**Exercise aim**
Copy out every line of the records where the string "Agents" occurs.

**Dataset rows describing interfaces**
-=-=-=-=-

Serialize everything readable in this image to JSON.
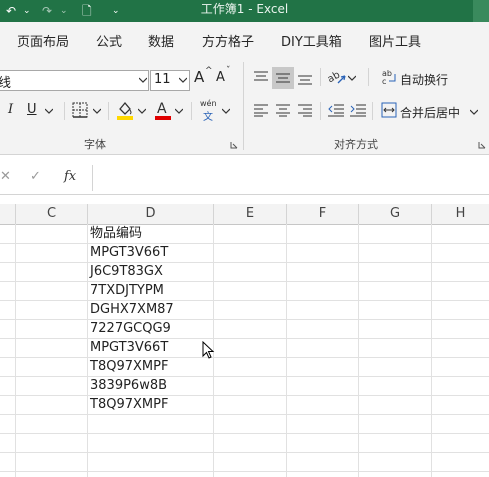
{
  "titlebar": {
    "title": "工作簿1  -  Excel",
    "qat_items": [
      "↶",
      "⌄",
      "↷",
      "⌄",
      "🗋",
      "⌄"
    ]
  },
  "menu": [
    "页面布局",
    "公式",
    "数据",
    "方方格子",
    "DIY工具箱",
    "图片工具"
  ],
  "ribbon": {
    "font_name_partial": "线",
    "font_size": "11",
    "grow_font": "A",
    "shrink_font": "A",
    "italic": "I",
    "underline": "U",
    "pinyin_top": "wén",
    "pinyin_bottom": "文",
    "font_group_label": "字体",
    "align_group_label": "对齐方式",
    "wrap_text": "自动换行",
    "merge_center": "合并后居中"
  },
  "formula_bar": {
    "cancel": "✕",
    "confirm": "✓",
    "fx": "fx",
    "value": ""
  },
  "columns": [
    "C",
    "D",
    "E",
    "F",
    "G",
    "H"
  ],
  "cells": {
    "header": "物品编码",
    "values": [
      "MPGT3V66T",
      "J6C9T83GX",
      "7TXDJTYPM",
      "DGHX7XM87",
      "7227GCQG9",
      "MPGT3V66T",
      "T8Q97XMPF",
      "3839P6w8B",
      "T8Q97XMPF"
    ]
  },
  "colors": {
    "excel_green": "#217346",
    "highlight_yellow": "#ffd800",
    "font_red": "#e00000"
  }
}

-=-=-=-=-

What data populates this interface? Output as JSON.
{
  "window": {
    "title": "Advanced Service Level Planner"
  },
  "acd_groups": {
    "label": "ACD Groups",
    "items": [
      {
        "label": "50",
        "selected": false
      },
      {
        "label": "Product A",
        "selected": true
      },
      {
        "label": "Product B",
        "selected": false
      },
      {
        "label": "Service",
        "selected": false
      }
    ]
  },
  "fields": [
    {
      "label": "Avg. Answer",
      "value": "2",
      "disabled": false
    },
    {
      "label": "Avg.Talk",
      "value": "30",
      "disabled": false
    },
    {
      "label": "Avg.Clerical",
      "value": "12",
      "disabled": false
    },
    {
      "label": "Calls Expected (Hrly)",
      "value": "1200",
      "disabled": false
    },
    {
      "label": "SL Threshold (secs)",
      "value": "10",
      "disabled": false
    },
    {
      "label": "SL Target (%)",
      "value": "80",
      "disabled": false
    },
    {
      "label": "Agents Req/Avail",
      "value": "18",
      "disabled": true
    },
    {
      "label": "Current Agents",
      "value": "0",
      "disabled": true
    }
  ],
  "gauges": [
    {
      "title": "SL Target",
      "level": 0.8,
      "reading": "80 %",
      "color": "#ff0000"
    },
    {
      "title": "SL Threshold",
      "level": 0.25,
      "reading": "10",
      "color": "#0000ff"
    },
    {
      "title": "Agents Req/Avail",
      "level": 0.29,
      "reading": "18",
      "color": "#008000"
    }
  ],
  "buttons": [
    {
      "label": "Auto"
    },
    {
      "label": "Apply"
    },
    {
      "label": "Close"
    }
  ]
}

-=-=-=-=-

**Completed task**
      "label": "Agents Req/Avail",
      "label": "Current Agents",
      "title": "Agents Req/Avail",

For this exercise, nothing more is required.